• Required work: Write the records below out again exactly as given, with no images.

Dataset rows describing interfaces
++++++

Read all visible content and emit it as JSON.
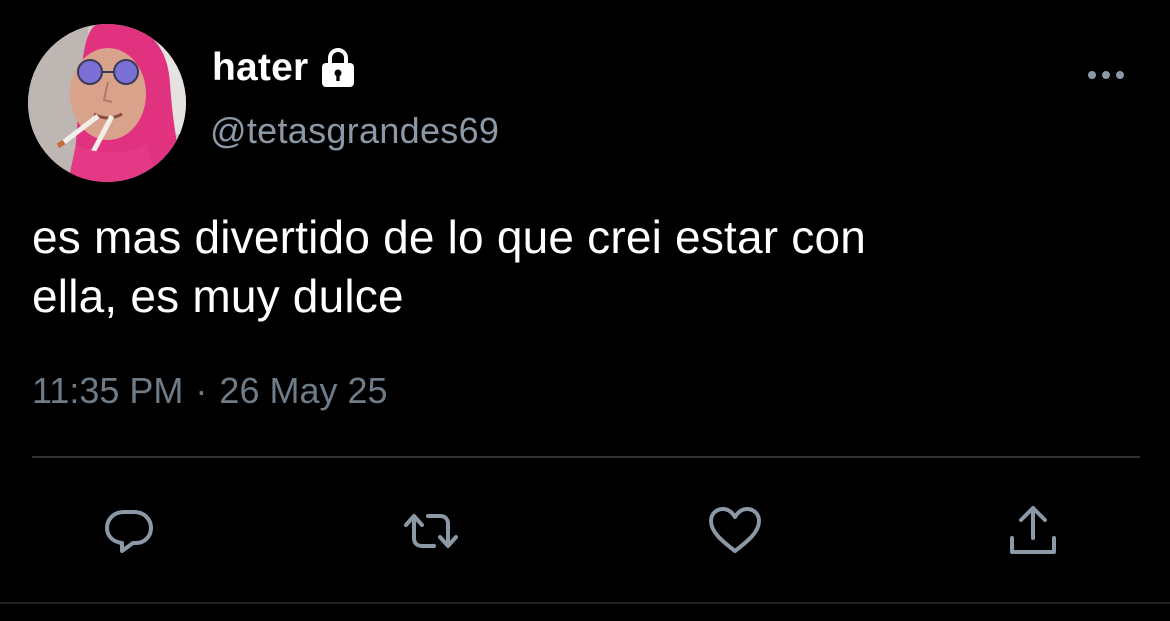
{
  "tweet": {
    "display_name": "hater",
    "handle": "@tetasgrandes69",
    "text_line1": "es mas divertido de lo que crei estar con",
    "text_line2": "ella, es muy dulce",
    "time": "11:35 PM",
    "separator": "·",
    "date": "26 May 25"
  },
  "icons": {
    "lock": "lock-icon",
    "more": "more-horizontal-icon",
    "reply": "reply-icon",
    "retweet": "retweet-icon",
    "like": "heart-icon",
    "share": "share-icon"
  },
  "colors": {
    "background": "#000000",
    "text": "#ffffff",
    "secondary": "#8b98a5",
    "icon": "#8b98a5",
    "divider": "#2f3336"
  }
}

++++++

• Answer space:
Read all visible content and emit it as JSON.
{
  "tweet": {
    "display_name": "hater",
    "handle": "@tetasgrandes69",
    "text_line1": "es mas divertido de lo que crei estar con",
    "text_line2": "ella, es muy dulce",
    "time": "11:35 PM",
    "separator": "·",
    "date": "26 May 25"
  },
  "icons": {
    "lock": "lock-icon",
    "more": "more-horizontal-icon",
    "reply": "reply-icon",
    "retweet": "retweet-icon",
    "like": "heart-icon",
    "share": "share-icon"
  },
  "colors": {
    "background": "#000000",
    "text": "#ffffff",
    "secondary": "#8b98a5",
    "icon": "#8b98a5",
    "divider": "#2f3336"
  }
}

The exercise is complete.